Amazon: The Third Buddha
Amazon Kindle: The Third Buddha
Paperback: 328 pages
Publisher: Chelsea Station Editions; First edition (August 1, 2011)
Language: English
ISBN-10: 0984470727
ISBN-13: 978-0984470723

Reading List: list&view=elisa.rolle
andrew potter

Top 100 Gay Novel: The Price of Temptation by M.J. Pearson

I’m deeply regretting to have not read this book before, this is exactly like one of those historical romances I eagerly read when I was a teenager and so loved. There is the dashing scoundrel, and as often it happens he has a wise old aunt who is holding the purse strings; she deeply love her rake of a nephew but she wants for him to settle down for the good of the title but above all for his own happiness. There is of course a vain lover, more interested to that purse than to the gentleman, and there is of course the innocent soul who happens to step into the mouse’s trap totally unaware. And in this case mouse is the appropriate definition since this is like Stephen, the Earl of St. Joseph, nicknamed Jamie, the shy historian who was supposed to be his nephews’ tutor before the tragedy of losing them and their parents to a shipwreck. Jamie insinuates not only in Stephen’s house and in the life of all the household, but with his good heart and innocent behaviour, also in the heart of the handsome earl, even if the man has a lover, Julian, the Golden One, that is way prettier than the little country mouse Jamie.

As often it happens, there is also a secret in Jamie’s past that makes him probably more suitable to Stephen than Julian, and if this wasn’t an homosexual affair, it would have probably ended in Stephen marrying Jamie, but as it’s, what we can expect is for them to live happily, and scandalously, ever after in sin. How that is possible in England at the end of the XVIII century? (the date you can guess from a reference to the madness of King George and the taking of the throne of the Regent) the answer is simple: wealth and nobless. Not only Stephen has a title, his aunt is also one of the wealthiest women of England and manage the purse strings of more family other than Stephen’s; when the ton tries to ostracize his nephew, she is ready to emulate Jesus Christ and his “who sinned cast the first stone” speech, letting the people be aware she knows secrets and she is ready to spread them.

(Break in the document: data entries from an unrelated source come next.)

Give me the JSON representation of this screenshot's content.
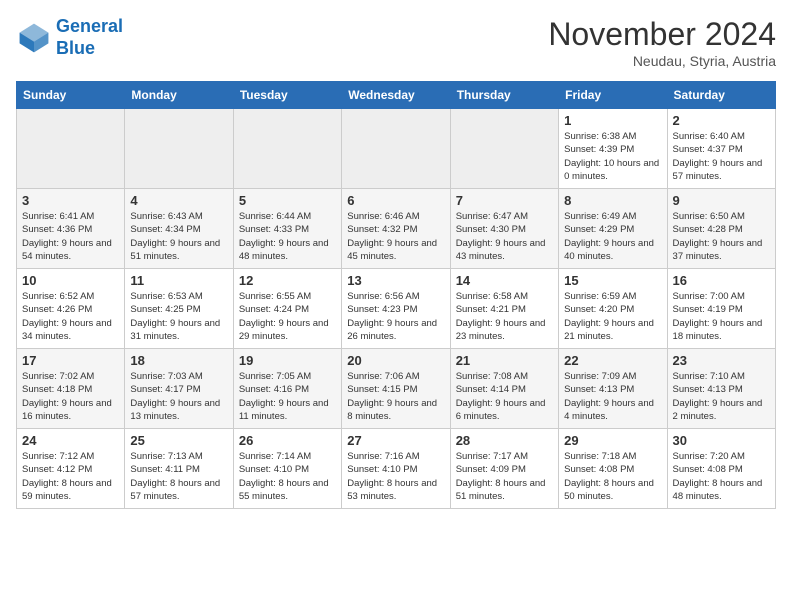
{
  "logo": {
    "line1": "General",
    "line2": "Blue"
  },
  "title": "November 2024",
  "subtitle": "Neudau, Styria, Austria",
  "days_of_week": [
    "Sunday",
    "Monday",
    "Tuesday",
    "Wednesday",
    "Thursday",
    "Friday",
    "Saturday"
  ],
  "weeks": [
    [
      {
        "day": "",
        "empty": true
      },
      {
        "day": "",
        "empty": true
      },
      {
        "day": "",
        "empty": true
      },
      {
        "day": "",
        "empty": true
      },
      {
        "day": "",
        "empty": true
      },
      {
        "day": "1",
        "sunrise": "Sunrise: 6:38 AM",
        "sunset": "Sunset: 4:39 PM",
        "daylight": "Daylight: 10 hours and 0 minutes."
      },
      {
        "day": "2",
        "sunrise": "Sunrise: 6:40 AM",
        "sunset": "Sunset: 4:37 PM",
        "daylight": "Daylight: 9 hours and 57 minutes."
      }
    ],
    [
      {
        "day": "3",
        "sunrise": "Sunrise: 6:41 AM",
        "sunset": "Sunset: 4:36 PM",
        "daylight": "Daylight: 9 hours and 54 minutes."
      },
      {
        "day": "4",
        "sunrise": "Sunrise: 6:43 AM",
        "sunset": "Sunset: 4:34 PM",
        "daylight": "Daylight: 9 hours and 51 minutes."
      },
      {
        "day": "5",
        "sunrise": "Sunrise: 6:44 AM",
        "sunset": "Sunset: 4:33 PM",
        "daylight": "Daylight: 9 hours and 48 minutes."
      },
      {
        "day": "6",
        "sunrise": "Sunrise: 6:46 AM",
        "sunset": "Sunset: 4:32 PM",
        "daylight": "Daylight: 9 hours and 45 minutes."
      },
      {
        "day": "7",
        "sunrise": "Sunrise: 6:47 AM",
        "sunset": "Sunset: 4:30 PM",
        "daylight": "Daylight: 9 hours and 43 minutes."
      },
      {
        "day": "8",
        "sunrise": "Sunrise: 6:49 AM",
        "sunset": "Sunset: 4:29 PM",
        "daylight": "Daylight: 9 hours and 40 minutes."
      },
      {
        "day": "9",
        "sunrise": "Sunrise: 6:50 AM",
        "sunset": "Sunset: 4:28 PM",
        "daylight": "Daylight: 9 hours and 37 minutes."
      }
    ],
    [
      {
        "day": "10",
        "sunrise": "Sunrise: 6:52 AM",
        "sunset": "Sunset: 4:26 PM",
        "daylight": "Daylight: 9 hours and 34 minutes."
      },
      {
        "day": "11",
        "sunrise": "Sunrise: 6:53 AM",
        "sunset": "Sunset: 4:25 PM",
        "daylight": "Daylight: 9 hours and 31 minutes."
      },
      {
        "day": "12",
        "sunrise": "Sunrise: 6:55 AM",
        "sunset": "Sunset: 4:24 PM",
        "daylight": "Daylight: 9 hours and 29 minutes."
      },
      {
        "day": "13",
        "sunrise": "Sunrise: 6:56 AM",
        "sunset": "Sunset: 4:23 PM",
        "daylight": "Daylight: 9 hours and 26 minutes."
      },
      {
        "day": "14",
        "sunrise": "Sunrise: 6:58 AM",
        "sunset": "Sunset: 4:21 PM",
        "daylight": "Daylight: 9 hours and 23 minutes."
      },
      {
        "day": "15",
        "sunrise": "Sunrise: 6:59 AM",
        "sunset": "Sunset: 4:20 PM",
        "daylight": "Daylight: 9 hours and 21 minutes."
      },
      {
        "day": "16",
        "sunrise": "Sunrise: 7:00 AM",
        "sunset": "Sunset: 4:19 PM",
        "daylight": "Daylight: 9 hours and 18 minutes."
      }
    ],
    [
      {
        "day": "17",
        "sunrise": "Sunrise: 7:02 AM",
        "sunset": "Sunset: 4:18 PM",
        "daylight": "Daylight: 9 hours and 16 minutes."
      },
      {
        "day": "18",
        "sunrise": "Sunrise: 7:03 AM",
        "sunset": "Sunset: 4:17 PM",
        "daylight": "Daylight: 9 hours and 13 minutes."
      },
      {
        "day": "19",
        "sunrise": "Sunrise: 7:05 AM",
        "sunset": "Sunset: 4:16 PM",
        "daylight": "Daylight: 9 hours and 11 minutes."
      },
      {
        "day": "20",
        "sunrise": "Sunrise: 7:06 AM",
        "sunset": "Sunset: 4:15 PM",
        "daylight": "Daylight: 9 hours and 8 minutes."
      },
      {
        "day": "21",
        "sunrise": "Sunrise: 7:08 AM",
        "sunset": "Sunset: 4:14 PM",
        "daylight": "Daylight: 9 hours and 6 minutes."
      },
      {
        "day": "22",
        "sunrise": "Sunrise: 7:09 AM",
        "sunset": "Sunset: 4:13 PM",
        "daylight": "Daylight: 9 hours and 4 minutes."
      },
      {
        "day": "23",
        "sunrise": "Sunrise: 7:10 AM",
        "sunset": "Sunset: 4:13 PM",
        "daylight": "Daylight: 9 hours and 2 minutes."
      }
    ],
    [
      {
        "day": "24",
        "sunrise": "Sunrise: 7:12 AM",
        "sunset": "Sunset: 4:12 PM",
        "daylight": "Daylight: 8 hours and 59 minutes."
      },
      {
        "day": "25",
        "sunrise": "Sunrise: 7:13 AM",
        "sunset": "Sunset: 4:11 PM",
        "daylight": "Daylight: 8 hours and 57 minutes."
      },
      {
        "day": "26",
        "sunrise": "Sunrise: 7:14 AM",
        "sunset": "Sunset: 4:10 PM",
        "daylight": "Daylight: 8 hours and 55 minutes."
      },
      {
        "day": "27",
        "sunrise": "Sunrise: 7:16 AM",
        "sunset": "Sunset: 4:10 PM",
        "daylight": "Daylight: 8 hours and 53 minutes."
      },
      {
        "day": "28",
        "sunrise": "Sunrise: 7:17 AM",
        "sunset": "Sunset: 4:09 PM",
        "daylight": "Daylight: 8 hours and 51 minutes."
      },
      {
        "day": "29",
        "sunrise": "Sunrise: 7:18 AM",
        "sunset": "Sunset: 4:08 PM",
        "daylight": "Daylight: 8 hours and 50 minutes."
      },
      {
        "day": "30",
        "sunrise": "Sunrise: 7:20 AM",
        "sunset": "Sunset: 4:08 PM",
        "daylight": "Daylight: 8 hours and 48 minutes."
      }
    ]
  ]
}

Once you overcome the homosexuality is illegal issue, what remains to the author is two men and their love story, mostly played inside the walls of Stephen’s house, and so in a safe environment. It’s true that Jamie entered that environment unaware of Stephen’s particular bed choices, but the author is also ready to let the reader know he is not so against the idea; now don’t get me wrong, Jamie is completely, totally innocent, and he wouldn’t dare to face Stephen with his sexual preferences, but upon witnessing Stephen’s encounter with his lover, Jamie remembers how he had feelings for a young seminarist, feelings that were quite similar to what he should have felt instead for a young girl. With such realization slowly comes also another epiphany, he can easily fall in love for mylord, if only that was not an impossible dream: Jamie doesn’t want to end being the plaything of a lord, and if he loves a man there is no other chance.

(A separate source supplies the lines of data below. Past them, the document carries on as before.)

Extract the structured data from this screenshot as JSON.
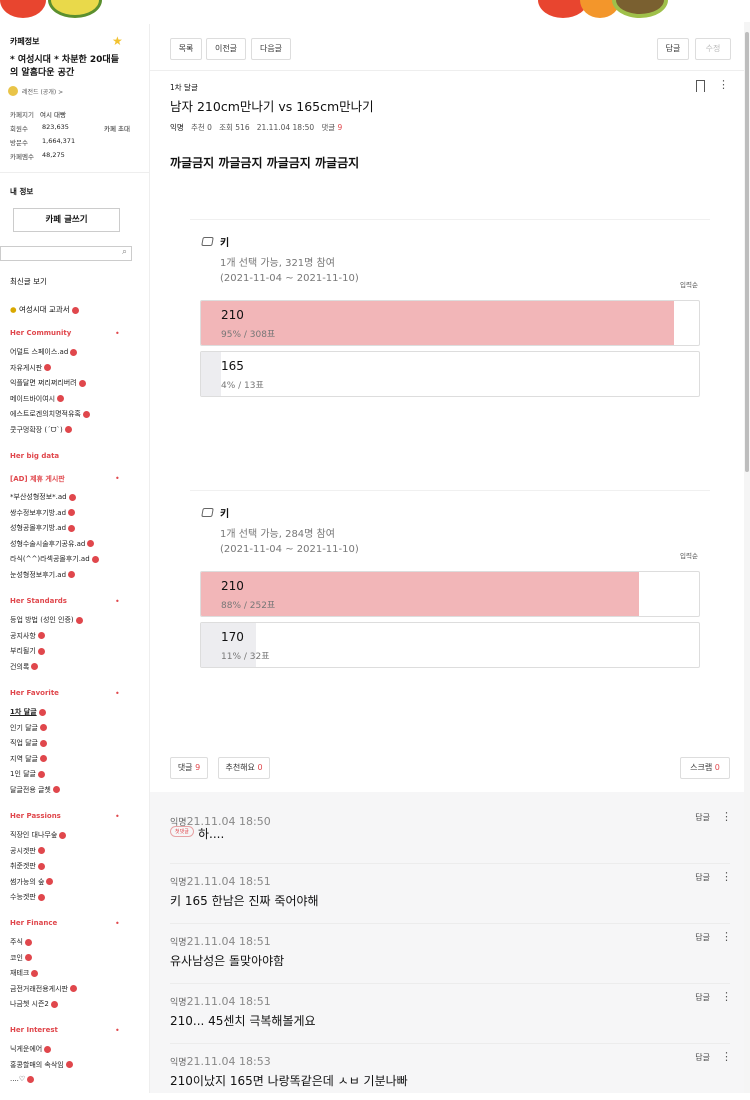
{
  "cafe": {
    "section_title": "카페정보",
    "name": "* 여성시대 * 차분한 20대들의 알흠다운 공간",
    "level": "레전드 (공개)",
    "level_arrow": ">",
    "manager_label": "카페지기",
    "manager_value": "여시 대빵",
    "members_label": "회원수",
    "members_value": "823,635",
    "invite_label": "카페 초대",
    "visitors_label": "방문수",
    "visitors_value": "1,664,371",
    "posts_label": "카페멤수",
    "posts_value": "48,275"
  },
  "myinfo": {
    "label": "내 정보",
    "write_button": "카페 글쓰기"
  },
  "recent": "최신글 보기",
  "textbook": "여성시대 교과서",
  "menu_groups": [
    {
      "title": "Her Community",
      "items": [
        "어덜트 스페이스.ad",
        "자유게시판",
        "익플달면 쩌리쩌리버려",
        "메이드바이여시",
        "에스트로겐의치명적유혹",
        "쿳구멍확장 (ˊᗜˋ)"
      ]
    },
    {
      "title": "Her big data",
      "items": []
    },
    {
      "title": "[AD] 제휴 게시판",
      "items": [
        "*부산성형정보*.ad",
        "쌍수정보후기방.ad",
        "성형공몰후기방.ad",
        "성형수술시술후기공유.ad",
        "라식(^^)라섹공몰후기.ad",
        "눈성형정보후기.ad"
      ]
    },
    {
      "title": "Her Standards",
      "items": [
        "등업 방법 (성인 인증)",
        "공지사항",
        "부리될기",
        "건의록"
      ]
    },
    {
      "title": "Her Favorite",
      "items": [
        "1차 달글",
        "인기 달글",
        "직업 달글",
        "지역 달글",
        "1인 달글",
        "달글전용 글쳇"
      ]
    },
    {
      "title": "Her Passions",
      "items": [
        "직장인 대나무숲",
        "공시겟판",
        "취준겟판",
        "썸가능의 숲",
        "수능겟판"
      ]
    },
    {
      "title": "Her Finance",
      "items": [
        "주식",
        "코인",
        "재테크",
        "금전거래전용게시판",
        "나금쳇 시즌2"
      ]
    },
    {
      "title": "Her Interest",
      "items": [
        "닉게운에어",
        "홍콩할매의 속삭임",
        "....♡"
      ]
    }
  ],
  "toolbar": {
    "list": "목록",
    "prev": "이전글",
    "next": "다음글",
    "reply": "답글",
    "edit": "수정"
  },
  "post": {
    "board": "1차 달글",
    "title": "남자 210cm만나기 vs 165cm만나기",
    "author": "익명",
    "likes": "추천 0",
    "views": "조회 516",
    "date": "21.11.04 18:50",
    "comments_label": "댓글",
    "comments_count": "9",
    "body": "까글금지 까글금지 까글금지 까글금지"
  },
  "polls": [
    {
      "title": "키",
      "desc": "1개 선택 가능, 321명 참여",
      "period": "(2021-11-04 ~ 2021-11-10)",
      "sort": "입력순",
      "options": [
        {
          "label": "210",
          "meta": "95% / 308표",
          "fraction": 0.95,
          "top": true
        },
        {
          "label": "165",
          "meta": "4% / 13표",
          "fraction": 0.04,
          "top": false
        }
      ]
    },
    {
      "title": "키",
      "desc": "1개 선택 가능, 284명 참여",
      "period": "(2021-11-04 ~ 2021-11-10)",
      "sort": "입력순",
      "options": [
        {
          "label": "210",
          "meta": "88% / 252표",
          "fraction": 0.88,
          "top": true
        },
        {
          "label": "170",
          "meta": "11% / 32표",
          "fraction": 0.11,
          "top": false
        }
      ]
    }
  ],
  "actions": {
    "comment": "댓글",
    "comment_count": "9",
    "like": "추천해요",
    "like_count": "0",
    "scrap": "스크랩",
    "scrap_count": "0"
  },
  "comments": [
    {
      "author": "익명",
      "date": "21.11.04 18:50",
      "badge": "첫댓글",
      "text": "하....",
      "reply": "답글"
    },
    {
      "author": "익명",
      "date": "21.11.04 18:51",
      "text": "키 165 한남은 진짜 죽어야해",
      "reply": "답글"
    },
    {
      "author": "익명",
      "date": "21.11.04 18:51",
      "text": "유사남성은 돌맞아야함",
      "reply": "답글"
    },
    {
      "author": "익명",
      "date": "21.11.04 18:51",
      "text": "210... 45센치 극복해볼게요",
      "reply": "답글"
    },
    {
      "author": "익명",
      "date": "21.11.04 18:53",
      "text": "210이났지 165면 나랑똑같은데 ㅅㅂ 기분나빠",
      "reply": "답글"
    }
  ],
  "colors": {
    "accent": "#e0474c",
    "poll_top": "#f2b6b8",
    "poll_low": "#ededf0",
    "comment_bg": "#f6f6f7"
  }
}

I really enjoy Jamie’s character but also Stephen; he was not your usual scoundrel, he didn’t redeem only for the sake, of the chance to fall into bed with Jamie, Stephen was already a good man, enough to look at his strange household, made up from castoff of other noble families or worst, from the streets. Jamie fits well among them since he basically assumes the role of the lady of the house, a role he fulfil perfectly in each aspect if not the one of sharing the bed of the lord of the house. Role even Stephen starts to wonder why it’s not covered by the lad, so that he starts a slow, but steady work of breaking down the young man’s defences.

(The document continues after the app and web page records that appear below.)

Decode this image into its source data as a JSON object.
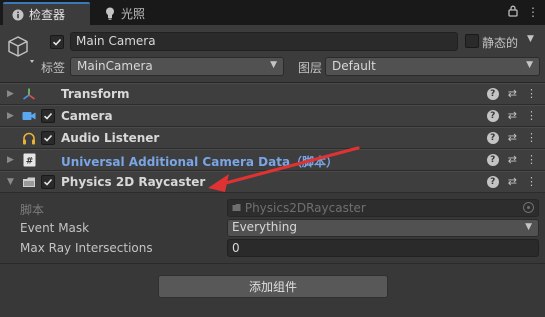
{
  "tabs": [
    {
      "label": "检查器",
      "icon": "info-icon"
    },
    {
      "label": "光照",
      "icon": "lightbulb-icon"
    }
  ],
  "tab_actions": {
    "lock_icon": "lock-icon",
    "menu_glyph": "⋮"
  },
  "header": {
    "name": "Main Camera",
    "active": true,
    "static_label": "静态的",
    "static": false,
    "tag_label": "标签",
    "tag_value": "MainCamera",
    "layer_label": "图层",
    "layer_value": "Default"
  },
  "components": [
    {
      "title": "Transform",
      "has_checkbox": false,
      "icon": "transform-axes-icon",
      "expanded": false
    },
    {
      "title": "Camera",
      "has_checkbox": true,
      "checked": true,
      "icon": "camera-icon",
      "expanded": false
    },
    {
      "title": "Audio Listener",
      "has_checkbox": true,
      "checked": true,
      "icon": "headphones-icon",
      "expanded": false
    },
    {
      "title": "Universal Additional Camera Data（脚本）",
      "has_checkbox": false,
      "icon": "script-icon",
      "expanded": false,
      "color": "#7aa5e6"
    },
    {
      "title": "Physics 2D Raycaster",
      "has_checkbox": true,
      "checked": true,
      "icon": "raycaster-icon",
      "expanded": true
    }
  ],
  "properties": {
    "script_label": "脚本",
    "script_value": "Physics2DRaycaster",
    "event_mask_label": "Event Mask",
    "event_mask_value": "Everything",
    "max_ray_label": "Max Ray Intersections",
    "max_ray_value": "0"
  },
  "add_component_label": "添加组件",
  "annotation_color": "#e03232",
  "glyphs": {
    "help": "?",
    "preset": "⇄",
    "menu": "⋮",
    "collapsed": "▶",
    "expanded": "▼",
    "dropdown": "▼"
  }
}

Amazon: The Price of Temptation
Amazon Kindle: The Price of Temptation
Paperback: 208 pages
Publisher: Seventh Window Publications (September 30, 2005)
Language: English
ISBN-10: 0971708932
ISBN-13: 978-0971708938

M.J. Pearson's In the Spotligh post:

Reading List: list&view=elisa.rolle